→ Your assignment: In full and without deviation, reproduce the records that follow.

→ Excerpted data:
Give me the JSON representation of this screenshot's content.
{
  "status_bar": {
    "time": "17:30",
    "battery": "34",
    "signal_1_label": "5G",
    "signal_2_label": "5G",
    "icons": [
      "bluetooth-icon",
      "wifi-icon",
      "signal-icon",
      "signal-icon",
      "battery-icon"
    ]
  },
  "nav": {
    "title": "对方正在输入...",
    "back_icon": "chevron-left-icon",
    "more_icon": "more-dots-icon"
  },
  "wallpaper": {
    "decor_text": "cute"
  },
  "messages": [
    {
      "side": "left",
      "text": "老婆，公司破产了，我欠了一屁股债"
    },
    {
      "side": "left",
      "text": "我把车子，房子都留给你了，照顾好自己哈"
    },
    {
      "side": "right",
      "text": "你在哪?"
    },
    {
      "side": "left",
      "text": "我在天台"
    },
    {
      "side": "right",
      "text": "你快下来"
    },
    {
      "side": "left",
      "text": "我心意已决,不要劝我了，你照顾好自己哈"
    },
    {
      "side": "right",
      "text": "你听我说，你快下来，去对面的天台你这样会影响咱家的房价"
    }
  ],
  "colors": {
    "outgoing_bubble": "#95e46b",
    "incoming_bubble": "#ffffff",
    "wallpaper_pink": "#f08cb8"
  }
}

→ Result of the task:
Give me the JSON representation of this screenshot's content.
{
  "status_bar": {
    "time": "17:30",
    "battery": "34",
    "signal_1_label": "5G",
    "signal_2_label": "5G",
    "icons": [
      "bluetooth-icon",
      "wifi-icon",
      "signal-icon",
      "signal-icon",
      "battery-icon"
    ]
  },
  "nav": {
    "title": "对方正在输入...",
    "back_icon": "chevron-left-icon",
    "more_icon": "more-dots-icon"
  },
  "wallpaper": {
    "decor_text": "cute"
  },
  "messages": [
    {
      "side": "left",
      "text": "老婆，公司破产了，我欠了一屁股债"
    },
    {
      "side": "left",
      "text": "我把车子，房子都留给你了，照顾好自己哈"
    },
    {
      "side": "right",
      "text": "你在哪?"
    },
    {
      "side": "left",
      "text": "我在天台"
    },
    {
      "side": "right",
      "text": "你快下来"
    },
    {
      "side": "left",
      "text": "我心意已决,不要劝我了，你照顾好自己哈"
    },
    {
      "side": "right",
      "text": "你听我说，你快下来，去对面的天台你这样会影响咱家的房价"
    }
  ],
  "colors": {
    "outgoing_bubble": "#95e46b",
    "incoming_bubble": "#ffffff",
    "wallpaper_pink": "#f08cb8"
  }
}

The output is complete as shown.